As an example of how a BUI looks, the 2013 progress report defines BUI 1, out of the nine for the St. Louis River AOC, as:
“Restriction of Fish Consumption: Contaminant levels in fish exceed state standards for mercury and polychlorinated biphenyls in Minnesota and Wisconsin at levels greater then other areas due to legacy contaminants.”
On July 15, 2013, a St. Louis River AOC Remedial Action Plan Update was released. It lays out a roadmap for when each BUI is targeted to be delisted. The roadmap set the goal that all nine BUI’s would be removed by the year 2025 and the AOC would be delisted.

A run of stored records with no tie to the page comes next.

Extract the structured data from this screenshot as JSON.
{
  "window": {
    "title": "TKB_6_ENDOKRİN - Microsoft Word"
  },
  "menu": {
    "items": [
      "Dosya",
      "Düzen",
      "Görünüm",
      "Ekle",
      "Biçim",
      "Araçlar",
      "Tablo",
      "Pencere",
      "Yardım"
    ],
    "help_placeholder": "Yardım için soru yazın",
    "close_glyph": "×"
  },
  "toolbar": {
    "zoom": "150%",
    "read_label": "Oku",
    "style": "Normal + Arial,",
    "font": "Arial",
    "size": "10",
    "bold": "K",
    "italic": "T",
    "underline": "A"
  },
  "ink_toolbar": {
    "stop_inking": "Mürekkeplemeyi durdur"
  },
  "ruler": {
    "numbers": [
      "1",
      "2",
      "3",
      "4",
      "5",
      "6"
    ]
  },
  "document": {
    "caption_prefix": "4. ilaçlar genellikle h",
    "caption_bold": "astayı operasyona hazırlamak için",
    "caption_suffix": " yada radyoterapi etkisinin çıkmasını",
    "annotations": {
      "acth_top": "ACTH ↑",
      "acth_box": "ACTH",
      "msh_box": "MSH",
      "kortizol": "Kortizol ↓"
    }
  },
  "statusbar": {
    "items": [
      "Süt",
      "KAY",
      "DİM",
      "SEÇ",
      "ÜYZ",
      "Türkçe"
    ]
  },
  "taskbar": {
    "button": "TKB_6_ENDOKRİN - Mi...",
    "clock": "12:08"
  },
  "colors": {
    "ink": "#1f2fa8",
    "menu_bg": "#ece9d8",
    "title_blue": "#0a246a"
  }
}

The roadmap estimates is it will cost $300 to $400 million in order to delist the AOC.
Desotelle is optimistic that the St. Louis River AOC will be delisted the set deadline.
“At first the resources weren’t there, but now the U.S. EPA has made this a priority and is committed to restoring the environment.” Desotelle said. “The staffing and money is available and we are getting great support from both the state and federal government.”
For more background information on the planning and implementation, as well as the current work being done on the delisting of the St. Louis River AOC, here are a few resources:
- The updated RAP that was released on July 15, 2013. Page three has good background information on the history leading up to what is being done today. Page 19 and 18 have diagrams that highlight the different remediation and restoration sites within the AOC.
- A video about delisting the St. Louis River AOC.
- The Minnesota Land Trust webpage goes over the SLRE and summarizes work they’ve done and are currently working on. For example the Trust was heavily involved in the work done on Radio Tower Bay.
- The MPCA webpage that goes over the St. Louis River AOC.
- The EPA website that highlights the St. Louis River AOC.